*** Opening of RECORDS FOR THIS EXERCISE ***

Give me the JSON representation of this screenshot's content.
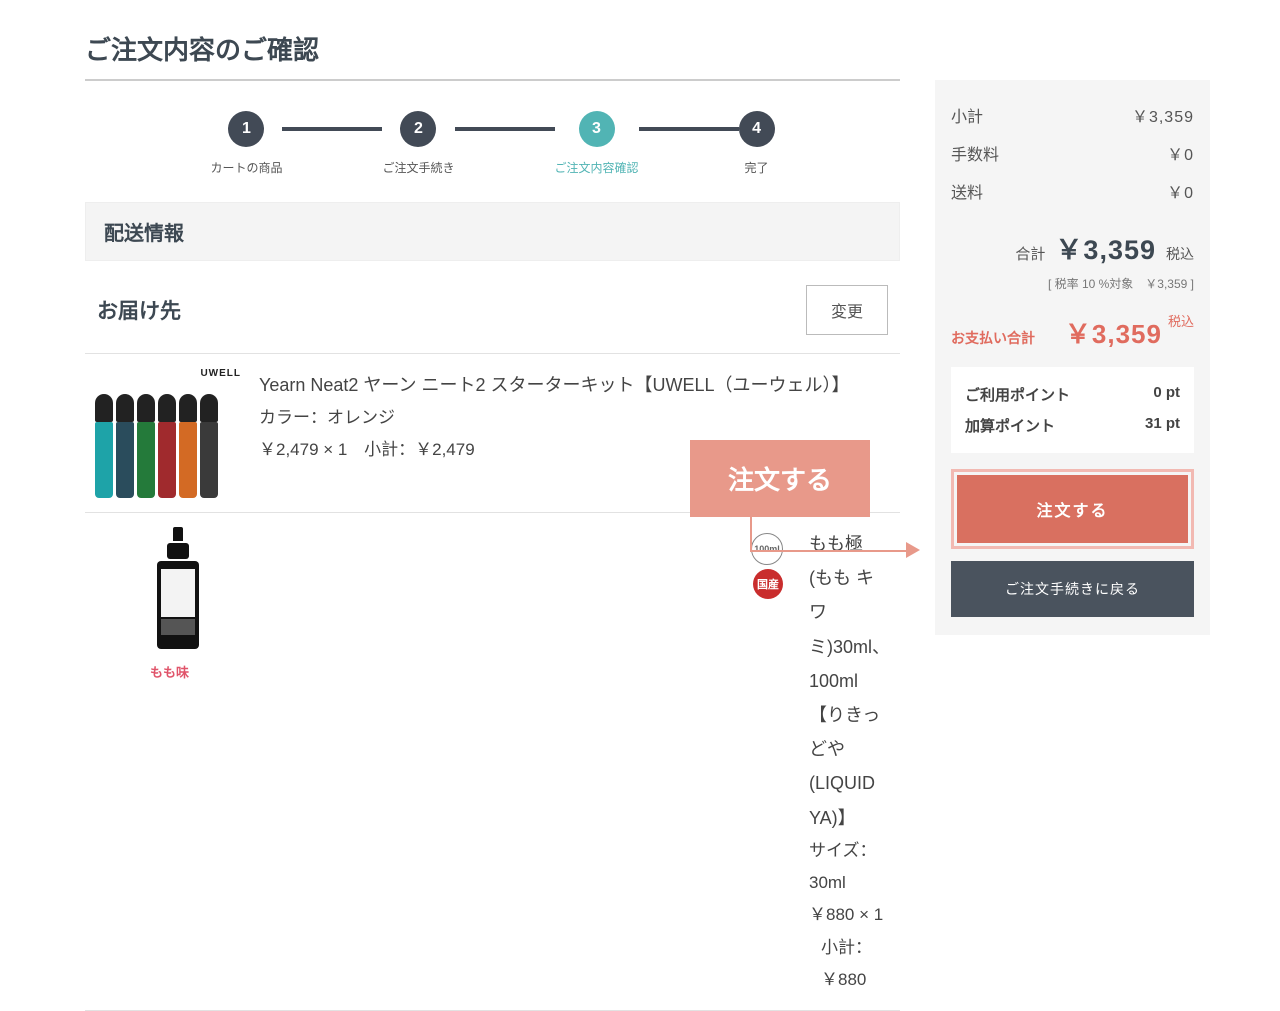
{
  "page": {
    "title": "ご注文内容のご確認"
  },
  "steps": {
    "s1": "カートの商品",
    "s2": "ご注文手続き",
    "s3": "ご注文内容確認",
    "s4": "完了"
  },
  "delivery": {
    "section_title": "配送情報",
    "address_label": "お届け先",
    "change_button": "変更"
  },
  "items": {
    "i0": {
      "brand": "UWELL",
      "title": "Yearn Neat2 ヤーン ニート2 スターターキット【UWELL（ユーウェル）】",
      "option": "カラー：オレンジ",
      "price_line": "￥2,479 × 1",
      "subtotal_line": "小計：￥2,479"
    },
    "i1": {
      "title": "もも極 (もも キワミ)30ml、100ml 【りきっどや(LIQUID YA)】",
      "option": "サイズ：30ml",
      "price_line": "￥880 × 1",
      "subtotal_line": "小計：￥880",
      "flavor_label": "もも味",
      "badge_size": "100ml",
      "badge_domestic": "国産"
    }
  },
  "summary": {
    "subtotal_label": "小計",
    "subtotal_value": "￥3,359",
    "fee_label": "手数料",
    "fee_value": "￥0",
    "shipping_label": "送料",
    "shipping_value": "￥0",
    "total_label": "合計",
    "total_value": "￥3,359",
    "tax_inc": "税込",
    "tax_note": "[ 税率 10 %対象　￥3,359 ]",
    "pay_label": "お支払い合計",
    "pay_value": "￥3,359",
    "tax_inc2": "税込",
    "points_used_label": "ご利用ポイント",
    "points_used_value": "0 pt",
    "points_add_label": "加算ポイント",
    "points_add_value": "31 pt",
    "order_button": "注文する",
    "back_button": "ご注文手続きに戻る"
  },
  "callout": {
    "label": "注文する"
  },
  "colors": {
    "vapes": [
      "#1ea3a8",
      "#2a4c5c",
      "#247a3a",
      "#a02a2d",
      "#d36a24",
      "#3a3a3a"
    ]
  }
}
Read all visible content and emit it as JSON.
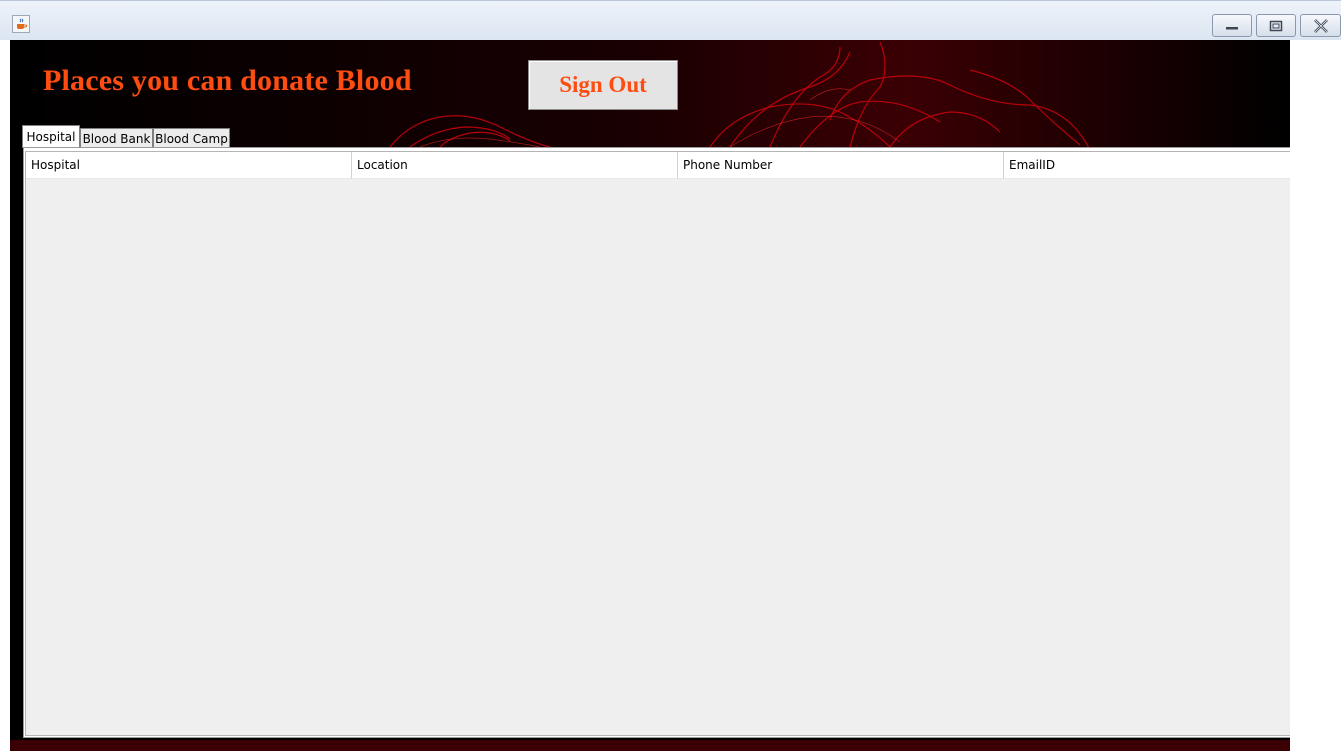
{
  "window": {
    "app_icon": "java-cup-icon",
    "controls": {
      "minimize": "minimize-icon",
      "maximize": "maximize-icon",
      "close": "close-icon"
    }
  },
  "header": {
    "title": "Places you can donate Blood",
    "signout_label": "Sign Out"
  },
  "tabs": [
    {
      "label": "Hospital",
      "active": true
    },
    {
      "label": "Blood Bank",
      "active": false
    },
    {
      "label": "Blood Camp",
      "active": false
    }
  ],
  "table": {
    "columns": [
      "Hospital",
      "Location",
      "Phone Number",
      "EmailID"
    ],
    "rows": []
  },
  "colors": {
    "accent": "#ff4d12",
    "banner_background": "#000000",
    "banner_veins": "#c0000a"
  }
}
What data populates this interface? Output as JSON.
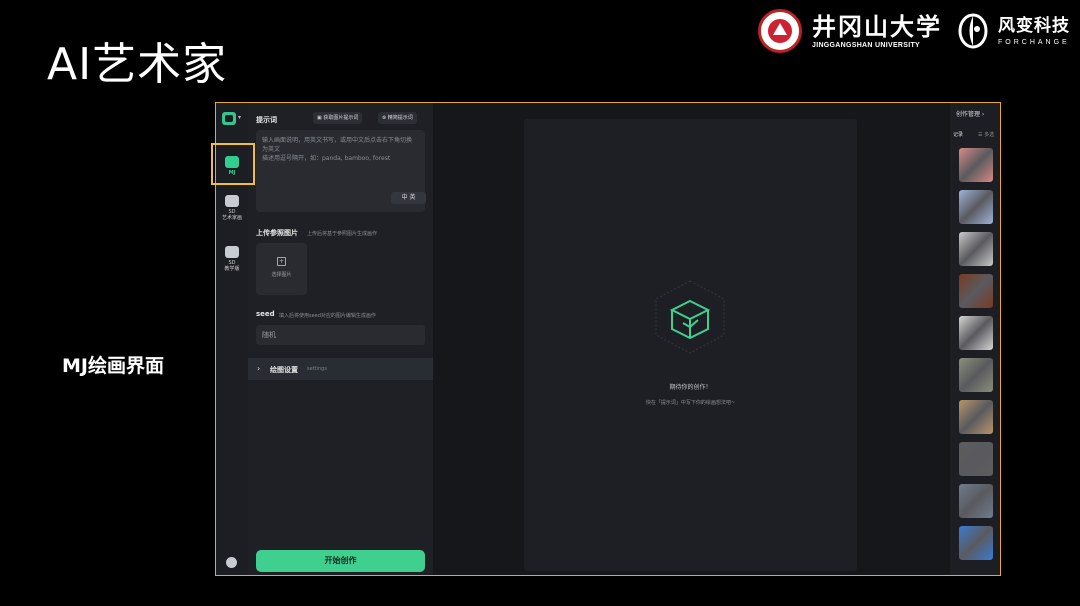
{
  "slide": {
    "title": "AI艺术家",
    "caption": "MJ绘画界面"
  },
  "brand": {
    "university_cn": "井冈山大学",
    "university_en": "JINGGANGSHAN UNIVERSITY",
    "company_cn": "风变科技",
    "company_en": "FORCHANGE"
  },
  "app": {
    "accent_color": "#3fcf8e",
    "rail": {
      "items": [
        {
          "label": "MJ",
          "icon": "image-icon",
          "active": true
        },
        {
          "label": "SD",
          "sublabel": "艺术家画",
          "icon": "chat-icon"
        },
        {
          "label": "SD",
          "sublabel": "教学版",
          "icon": "chat-icon"
        }
      ]
    },
    "form": {
      "prompt_label": "提示词",
      "btn_image_prompt": "获取图片提示词",
      "btn_refine_prompt": "精简提示词",
      "prompt_placeholder": "输入画面说明，用英文书写，或用中文后点击右下角切换为英文\n描述用逗号隔开，如：panda, bamboo, forest",
      "lang_toggle": "中  英",
      "upload_label": "上传参照图片",
      "upload_hint": "上传后将基于参照图片生成画作",
      "upload_button": "选择图片",
      "seed_label": "seed",
      "seed_hint": "填入后将使用seed对应的图片编辑生成画作",
      "seed_value": "随机",
      "settings_label": "绘图设置",
      "settings_sub": "settings",
      "start_button": "开始创作"
    },
    "canvas": {
      "empty_title": "期待你的创作！",
      "empty_sub": "快在「提示词」中写下你的绘画想法吧~"
    },
    "history": {
      "header": "创作管理 ›",
      "records_label": "记录",
      "multi_label": "☰ 多选",
      "thumbnails": [
        {
          "color": "#d88a86"
        },
        {
          "color": "#9eb3d9"
        },
        {
          "color": "#c9c9c9"
        },
        {
          "color": "#7a3a22"
        },
        {
          "color": "#d5d5d5"
        },
        {
          "color": "#8a8f78"
        },
        {
          "color": "#b89668"
        },
        {
          "color": "#5c5c5c"
        },
        {
          "color": "#6f7c8f"
        },
        {
          "color": "#3a7bd5"
        }
      ]
    }
  }
}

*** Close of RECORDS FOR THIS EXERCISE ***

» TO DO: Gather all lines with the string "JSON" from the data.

» ANSWER FOR THIS EXERCISE:
Give me the JSON representation of this screenshot's content.
Read all visible content and emit it as JSON.
What data populates this interface? Output as JSON.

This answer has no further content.